▸ **What to work on**
In the records below, find every line that contains "computer" and list it.

Stored dataset items:

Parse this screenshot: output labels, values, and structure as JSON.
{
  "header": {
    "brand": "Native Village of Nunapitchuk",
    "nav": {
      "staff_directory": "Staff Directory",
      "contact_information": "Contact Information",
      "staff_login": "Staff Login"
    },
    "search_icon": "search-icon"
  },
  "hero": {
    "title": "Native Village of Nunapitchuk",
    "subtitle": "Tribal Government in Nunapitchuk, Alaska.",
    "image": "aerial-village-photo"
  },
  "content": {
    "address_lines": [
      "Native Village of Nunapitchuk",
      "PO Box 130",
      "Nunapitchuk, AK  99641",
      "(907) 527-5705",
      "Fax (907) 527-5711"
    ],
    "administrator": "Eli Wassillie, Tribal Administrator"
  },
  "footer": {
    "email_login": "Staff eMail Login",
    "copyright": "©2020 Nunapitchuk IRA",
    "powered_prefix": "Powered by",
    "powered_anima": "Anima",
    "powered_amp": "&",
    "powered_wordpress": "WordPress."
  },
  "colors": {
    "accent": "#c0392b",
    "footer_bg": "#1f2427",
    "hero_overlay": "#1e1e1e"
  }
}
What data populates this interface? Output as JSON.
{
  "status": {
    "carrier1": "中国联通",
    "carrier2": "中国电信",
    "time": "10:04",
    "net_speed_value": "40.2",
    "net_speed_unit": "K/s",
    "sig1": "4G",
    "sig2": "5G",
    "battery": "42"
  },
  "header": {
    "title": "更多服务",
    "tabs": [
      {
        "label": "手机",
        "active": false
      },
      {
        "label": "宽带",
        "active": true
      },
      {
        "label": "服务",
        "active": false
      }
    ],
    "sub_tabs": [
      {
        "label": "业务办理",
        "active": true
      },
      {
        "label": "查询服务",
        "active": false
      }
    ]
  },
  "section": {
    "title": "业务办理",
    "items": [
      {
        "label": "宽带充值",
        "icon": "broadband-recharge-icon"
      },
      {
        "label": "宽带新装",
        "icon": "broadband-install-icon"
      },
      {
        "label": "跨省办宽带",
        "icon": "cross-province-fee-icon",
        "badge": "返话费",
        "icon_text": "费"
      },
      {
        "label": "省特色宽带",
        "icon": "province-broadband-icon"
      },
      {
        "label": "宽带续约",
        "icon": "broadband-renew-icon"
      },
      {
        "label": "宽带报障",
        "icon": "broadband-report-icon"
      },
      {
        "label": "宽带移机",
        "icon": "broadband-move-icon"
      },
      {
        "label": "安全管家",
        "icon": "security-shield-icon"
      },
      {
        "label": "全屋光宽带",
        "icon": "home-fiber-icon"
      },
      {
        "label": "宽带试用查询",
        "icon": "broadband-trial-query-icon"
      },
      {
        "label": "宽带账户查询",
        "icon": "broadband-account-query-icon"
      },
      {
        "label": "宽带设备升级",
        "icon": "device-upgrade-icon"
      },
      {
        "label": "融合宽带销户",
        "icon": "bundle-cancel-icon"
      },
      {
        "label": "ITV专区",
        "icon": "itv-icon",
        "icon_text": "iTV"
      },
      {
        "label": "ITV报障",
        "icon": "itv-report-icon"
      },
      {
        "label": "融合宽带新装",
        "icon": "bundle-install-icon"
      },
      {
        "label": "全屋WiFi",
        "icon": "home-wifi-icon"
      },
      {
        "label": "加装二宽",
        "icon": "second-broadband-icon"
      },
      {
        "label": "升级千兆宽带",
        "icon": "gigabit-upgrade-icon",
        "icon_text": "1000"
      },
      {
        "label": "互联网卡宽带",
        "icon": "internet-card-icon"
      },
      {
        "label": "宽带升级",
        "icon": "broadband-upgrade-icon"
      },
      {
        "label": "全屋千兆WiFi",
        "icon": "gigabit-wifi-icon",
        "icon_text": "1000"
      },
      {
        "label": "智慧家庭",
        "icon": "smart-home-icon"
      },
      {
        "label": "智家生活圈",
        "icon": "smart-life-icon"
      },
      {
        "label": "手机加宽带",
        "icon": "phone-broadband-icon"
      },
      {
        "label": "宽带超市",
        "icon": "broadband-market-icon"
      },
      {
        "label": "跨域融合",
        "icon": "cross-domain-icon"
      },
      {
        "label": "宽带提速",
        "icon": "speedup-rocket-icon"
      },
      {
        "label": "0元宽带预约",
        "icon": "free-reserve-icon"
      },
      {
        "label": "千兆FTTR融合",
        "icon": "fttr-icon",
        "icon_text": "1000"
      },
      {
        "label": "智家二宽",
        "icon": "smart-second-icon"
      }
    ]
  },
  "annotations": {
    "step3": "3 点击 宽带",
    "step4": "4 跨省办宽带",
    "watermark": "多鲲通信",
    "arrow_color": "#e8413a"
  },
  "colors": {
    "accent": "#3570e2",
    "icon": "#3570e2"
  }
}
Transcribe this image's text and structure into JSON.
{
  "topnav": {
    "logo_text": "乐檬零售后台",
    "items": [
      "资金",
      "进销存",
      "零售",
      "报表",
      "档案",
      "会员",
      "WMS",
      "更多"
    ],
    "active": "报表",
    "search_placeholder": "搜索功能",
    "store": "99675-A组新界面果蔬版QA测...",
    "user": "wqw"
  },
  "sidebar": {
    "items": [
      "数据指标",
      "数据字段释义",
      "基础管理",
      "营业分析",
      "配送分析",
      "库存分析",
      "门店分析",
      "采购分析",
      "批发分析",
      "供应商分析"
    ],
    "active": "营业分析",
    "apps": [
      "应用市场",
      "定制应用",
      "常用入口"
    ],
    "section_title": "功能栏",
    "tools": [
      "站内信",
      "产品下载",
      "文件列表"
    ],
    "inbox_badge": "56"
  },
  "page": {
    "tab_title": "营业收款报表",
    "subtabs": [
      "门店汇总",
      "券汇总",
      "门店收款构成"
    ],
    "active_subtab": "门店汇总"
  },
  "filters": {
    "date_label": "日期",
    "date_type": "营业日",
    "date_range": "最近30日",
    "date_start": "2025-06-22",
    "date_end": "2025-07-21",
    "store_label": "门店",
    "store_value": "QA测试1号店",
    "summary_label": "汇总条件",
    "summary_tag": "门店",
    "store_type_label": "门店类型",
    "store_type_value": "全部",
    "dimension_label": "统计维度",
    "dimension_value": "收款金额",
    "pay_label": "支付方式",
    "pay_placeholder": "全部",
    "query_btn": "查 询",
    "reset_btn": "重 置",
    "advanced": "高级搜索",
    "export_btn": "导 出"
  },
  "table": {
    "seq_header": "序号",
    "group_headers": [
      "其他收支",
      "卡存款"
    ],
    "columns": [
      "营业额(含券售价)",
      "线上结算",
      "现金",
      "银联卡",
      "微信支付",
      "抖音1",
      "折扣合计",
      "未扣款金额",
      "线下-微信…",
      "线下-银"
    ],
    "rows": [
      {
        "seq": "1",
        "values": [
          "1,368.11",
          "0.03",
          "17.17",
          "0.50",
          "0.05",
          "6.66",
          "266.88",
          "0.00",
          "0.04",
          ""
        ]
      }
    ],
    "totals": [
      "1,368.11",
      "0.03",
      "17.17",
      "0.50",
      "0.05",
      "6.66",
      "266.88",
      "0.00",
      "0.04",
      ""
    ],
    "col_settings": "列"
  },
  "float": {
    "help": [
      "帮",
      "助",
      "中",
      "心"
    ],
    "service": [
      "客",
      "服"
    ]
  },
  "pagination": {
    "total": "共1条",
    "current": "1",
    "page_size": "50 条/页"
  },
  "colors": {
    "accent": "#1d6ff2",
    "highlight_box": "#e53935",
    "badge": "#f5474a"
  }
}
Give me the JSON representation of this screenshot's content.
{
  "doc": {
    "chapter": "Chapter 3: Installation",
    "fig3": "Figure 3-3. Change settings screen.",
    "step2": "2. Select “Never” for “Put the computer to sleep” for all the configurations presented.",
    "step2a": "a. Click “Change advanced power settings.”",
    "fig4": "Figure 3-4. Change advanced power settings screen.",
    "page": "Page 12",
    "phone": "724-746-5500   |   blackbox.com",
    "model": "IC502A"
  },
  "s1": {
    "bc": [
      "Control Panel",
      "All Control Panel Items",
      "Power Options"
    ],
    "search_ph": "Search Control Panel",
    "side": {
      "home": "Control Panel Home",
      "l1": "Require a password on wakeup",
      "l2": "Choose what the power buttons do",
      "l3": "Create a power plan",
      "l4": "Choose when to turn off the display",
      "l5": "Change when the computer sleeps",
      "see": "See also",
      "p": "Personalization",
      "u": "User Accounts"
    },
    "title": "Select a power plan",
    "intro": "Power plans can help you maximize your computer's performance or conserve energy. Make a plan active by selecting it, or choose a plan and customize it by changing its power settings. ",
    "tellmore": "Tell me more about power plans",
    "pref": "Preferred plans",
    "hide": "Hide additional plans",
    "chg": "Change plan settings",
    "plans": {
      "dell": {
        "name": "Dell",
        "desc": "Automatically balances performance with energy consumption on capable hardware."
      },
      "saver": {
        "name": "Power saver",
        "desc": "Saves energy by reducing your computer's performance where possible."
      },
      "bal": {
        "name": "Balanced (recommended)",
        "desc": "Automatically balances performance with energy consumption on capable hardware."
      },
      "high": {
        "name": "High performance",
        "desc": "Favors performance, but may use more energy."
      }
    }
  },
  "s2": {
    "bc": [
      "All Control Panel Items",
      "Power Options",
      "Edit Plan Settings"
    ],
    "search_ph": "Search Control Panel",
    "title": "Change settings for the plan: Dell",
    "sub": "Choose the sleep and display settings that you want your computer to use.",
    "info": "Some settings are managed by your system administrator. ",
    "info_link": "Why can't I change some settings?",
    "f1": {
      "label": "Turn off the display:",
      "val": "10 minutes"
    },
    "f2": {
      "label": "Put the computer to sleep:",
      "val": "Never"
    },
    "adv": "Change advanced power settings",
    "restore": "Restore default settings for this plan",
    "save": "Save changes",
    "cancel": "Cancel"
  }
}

▸ **Output of the exercise**
    "step2": "2. Select “Never” for “Put the computer to sleep” for all the configurations presented.",
      "l5": "Change when the computer sleeps",
    "intro": "Power plans can help you maximize your computer's performance or conserve energy. Make a plan active by selecting it, or choose a plan and customize it by changing its power settings. ",
        "desc": "Saves energy by reducing your computer's performance where possible."
    "sub": "Choose the sleep and display settings that you want your computer to use.",
      "label": "Put the computer to sleep:",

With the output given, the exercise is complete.